So once the second batch was once again in the oven and cooking my sweety arrived home with flour and yeast and I made another batch of dough to be on the safe side.  My second batch of bowls looked no better than the first, but this set of three were much browner and slightly tougher.  Determined, I set up my next batch when my sweet wife reminded me that it was her turn and she needed the oven to make the desert.  Ack!  

I took that time to take a shower and to try to relax.  It was just my family and our dear friend after all.  I wasn’t trying to win a contest.  I was only up against my own expectations.  Well, in my cool, reserved new attitude I went back and threw on another batch, completely forgetting my steam bath because the pan was no longer at the bottom of the oven to remind me.  My wife had used it for her desert.  Oy.   The last batch was easiest and I had, in fact, needed ALL my dough, every last ounce.  The results were not ideal.  Some lopsided, some over-cooked, the crusts varied, the crumbs varied, but I had 11 passable bowls.  Then our friend Rob arrived and I began the stew.  

Rob, being a bread maker himself, made sweet comments about how great everything looked and smelled, oohed and ahhed profusely over my bread bowls.  And while everything simmered we watched cooking shows and chatted, Rob napped for 20 minutes (he had been driving all week and was exhausted), and then the rest of the night went off without a hitch.  The bread bowls were a hit.  As expected people gorged themselves on appetizers and snacks so by the time the stew came out no one was hungry enough to really dig into the bread…which I guess was a good thing considering I tried mine and despite the stew soaking into it was still quite hard. 

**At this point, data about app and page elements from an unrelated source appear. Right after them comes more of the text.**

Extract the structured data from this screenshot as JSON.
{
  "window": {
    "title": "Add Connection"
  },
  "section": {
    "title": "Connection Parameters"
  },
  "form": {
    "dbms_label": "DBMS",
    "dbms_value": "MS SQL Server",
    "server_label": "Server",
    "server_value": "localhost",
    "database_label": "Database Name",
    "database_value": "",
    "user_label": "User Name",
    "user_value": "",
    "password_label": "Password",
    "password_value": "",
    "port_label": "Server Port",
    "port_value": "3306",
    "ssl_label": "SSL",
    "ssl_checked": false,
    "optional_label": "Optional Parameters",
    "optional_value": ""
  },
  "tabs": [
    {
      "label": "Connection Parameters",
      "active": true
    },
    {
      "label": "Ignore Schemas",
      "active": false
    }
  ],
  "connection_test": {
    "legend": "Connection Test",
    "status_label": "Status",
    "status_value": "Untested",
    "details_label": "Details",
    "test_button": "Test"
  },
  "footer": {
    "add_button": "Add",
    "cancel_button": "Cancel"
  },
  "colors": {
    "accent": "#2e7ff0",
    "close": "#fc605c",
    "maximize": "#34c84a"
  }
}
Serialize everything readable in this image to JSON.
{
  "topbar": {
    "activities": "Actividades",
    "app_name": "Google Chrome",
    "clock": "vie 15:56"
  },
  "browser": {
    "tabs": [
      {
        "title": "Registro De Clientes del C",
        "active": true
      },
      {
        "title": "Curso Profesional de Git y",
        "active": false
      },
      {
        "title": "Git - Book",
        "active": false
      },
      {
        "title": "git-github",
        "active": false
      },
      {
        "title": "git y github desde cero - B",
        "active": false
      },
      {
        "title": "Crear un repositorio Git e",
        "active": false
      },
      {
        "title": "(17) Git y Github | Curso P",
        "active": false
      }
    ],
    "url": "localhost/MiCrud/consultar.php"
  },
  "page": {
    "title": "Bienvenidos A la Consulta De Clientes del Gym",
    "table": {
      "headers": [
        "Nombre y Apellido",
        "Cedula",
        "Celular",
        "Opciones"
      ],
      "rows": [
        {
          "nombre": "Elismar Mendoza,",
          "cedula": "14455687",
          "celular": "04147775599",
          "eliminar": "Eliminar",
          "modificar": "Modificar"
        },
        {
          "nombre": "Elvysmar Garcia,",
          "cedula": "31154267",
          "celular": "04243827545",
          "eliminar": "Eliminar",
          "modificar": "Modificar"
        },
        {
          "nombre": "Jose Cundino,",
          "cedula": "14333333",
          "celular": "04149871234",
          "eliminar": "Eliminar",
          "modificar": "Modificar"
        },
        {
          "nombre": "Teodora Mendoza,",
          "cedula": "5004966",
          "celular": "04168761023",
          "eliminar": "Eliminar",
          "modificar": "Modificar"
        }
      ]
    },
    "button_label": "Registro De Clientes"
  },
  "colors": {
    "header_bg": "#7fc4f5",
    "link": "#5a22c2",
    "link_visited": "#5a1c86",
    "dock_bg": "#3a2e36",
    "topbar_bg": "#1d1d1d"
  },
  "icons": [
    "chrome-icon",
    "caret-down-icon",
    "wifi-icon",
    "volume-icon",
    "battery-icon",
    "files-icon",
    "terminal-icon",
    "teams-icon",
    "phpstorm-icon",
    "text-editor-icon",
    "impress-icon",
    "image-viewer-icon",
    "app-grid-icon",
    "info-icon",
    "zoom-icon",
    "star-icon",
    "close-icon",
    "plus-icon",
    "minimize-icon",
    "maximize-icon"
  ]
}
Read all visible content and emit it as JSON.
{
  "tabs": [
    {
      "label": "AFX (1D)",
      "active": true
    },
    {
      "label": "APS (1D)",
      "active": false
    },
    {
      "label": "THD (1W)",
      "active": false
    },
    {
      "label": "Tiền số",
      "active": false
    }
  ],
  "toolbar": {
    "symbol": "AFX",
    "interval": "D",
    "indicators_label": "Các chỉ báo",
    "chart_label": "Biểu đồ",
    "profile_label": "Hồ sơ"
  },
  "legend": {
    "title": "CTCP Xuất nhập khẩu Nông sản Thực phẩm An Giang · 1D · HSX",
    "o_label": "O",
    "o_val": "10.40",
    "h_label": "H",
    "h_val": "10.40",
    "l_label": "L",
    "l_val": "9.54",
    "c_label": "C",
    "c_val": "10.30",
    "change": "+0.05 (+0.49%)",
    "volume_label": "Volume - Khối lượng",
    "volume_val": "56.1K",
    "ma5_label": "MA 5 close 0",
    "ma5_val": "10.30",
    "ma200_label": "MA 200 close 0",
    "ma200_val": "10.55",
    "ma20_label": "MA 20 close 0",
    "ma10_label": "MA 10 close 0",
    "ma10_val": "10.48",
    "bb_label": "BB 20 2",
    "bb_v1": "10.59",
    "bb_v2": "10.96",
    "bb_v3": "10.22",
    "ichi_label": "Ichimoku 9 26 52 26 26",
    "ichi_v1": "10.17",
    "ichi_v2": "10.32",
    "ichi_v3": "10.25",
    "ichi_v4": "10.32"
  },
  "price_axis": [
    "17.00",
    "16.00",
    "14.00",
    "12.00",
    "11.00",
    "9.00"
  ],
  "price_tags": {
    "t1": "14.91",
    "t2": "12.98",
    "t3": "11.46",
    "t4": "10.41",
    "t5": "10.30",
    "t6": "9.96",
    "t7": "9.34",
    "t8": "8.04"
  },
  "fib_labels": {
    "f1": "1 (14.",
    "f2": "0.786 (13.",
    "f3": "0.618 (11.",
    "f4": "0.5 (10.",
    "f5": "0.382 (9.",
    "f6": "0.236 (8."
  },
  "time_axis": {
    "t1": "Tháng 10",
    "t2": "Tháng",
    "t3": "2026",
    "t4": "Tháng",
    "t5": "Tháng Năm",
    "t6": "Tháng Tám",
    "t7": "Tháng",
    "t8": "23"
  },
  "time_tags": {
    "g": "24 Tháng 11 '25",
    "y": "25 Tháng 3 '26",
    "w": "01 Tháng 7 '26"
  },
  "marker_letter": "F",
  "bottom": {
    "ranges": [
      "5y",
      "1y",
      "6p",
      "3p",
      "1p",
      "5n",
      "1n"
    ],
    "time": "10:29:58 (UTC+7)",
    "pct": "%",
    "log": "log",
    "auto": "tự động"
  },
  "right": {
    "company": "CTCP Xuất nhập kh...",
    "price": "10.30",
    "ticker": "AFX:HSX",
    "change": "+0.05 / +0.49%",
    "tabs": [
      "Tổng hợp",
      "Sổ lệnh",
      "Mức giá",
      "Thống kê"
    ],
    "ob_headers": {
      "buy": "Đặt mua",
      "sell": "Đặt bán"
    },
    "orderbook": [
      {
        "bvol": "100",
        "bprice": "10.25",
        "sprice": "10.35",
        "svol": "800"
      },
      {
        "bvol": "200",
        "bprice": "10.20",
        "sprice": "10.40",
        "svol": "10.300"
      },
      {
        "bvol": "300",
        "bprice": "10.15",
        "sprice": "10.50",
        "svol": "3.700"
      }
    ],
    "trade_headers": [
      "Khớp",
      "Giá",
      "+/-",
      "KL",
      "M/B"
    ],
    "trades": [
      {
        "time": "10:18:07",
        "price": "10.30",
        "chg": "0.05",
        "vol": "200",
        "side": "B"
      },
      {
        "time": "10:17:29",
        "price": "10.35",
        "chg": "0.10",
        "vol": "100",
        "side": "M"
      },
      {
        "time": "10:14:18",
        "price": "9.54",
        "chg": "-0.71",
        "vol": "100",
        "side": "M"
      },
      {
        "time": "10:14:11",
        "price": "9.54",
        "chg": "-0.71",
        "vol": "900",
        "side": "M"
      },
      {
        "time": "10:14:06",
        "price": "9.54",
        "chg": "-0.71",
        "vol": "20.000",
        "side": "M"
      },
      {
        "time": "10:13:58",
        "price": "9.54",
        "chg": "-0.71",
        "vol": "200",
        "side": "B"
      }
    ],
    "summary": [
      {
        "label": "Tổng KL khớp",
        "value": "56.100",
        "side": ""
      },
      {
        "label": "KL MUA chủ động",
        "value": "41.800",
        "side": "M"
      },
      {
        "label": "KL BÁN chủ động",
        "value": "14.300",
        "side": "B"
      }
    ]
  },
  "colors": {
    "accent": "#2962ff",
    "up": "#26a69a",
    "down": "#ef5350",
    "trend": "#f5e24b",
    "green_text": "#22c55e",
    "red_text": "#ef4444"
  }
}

So, all in all it wasn’t a huge success but it wasn’t a disaster.  The bowls got made, some got eaten, everyone was impressed, and I learned a lot about baking.  Rob had a few bread-bowl making pointers that I will definitely take into consideration the next time.

In the meantime my fridge is empty of dough, all having been used up Saturday night.  I think now is the time to try my hand at the Olive Oil dough recipe.  Still haven’t figured out why my poll isn’t showing up, so if you have thoughts about what kind of focaccia I should try, let me know!  Comment!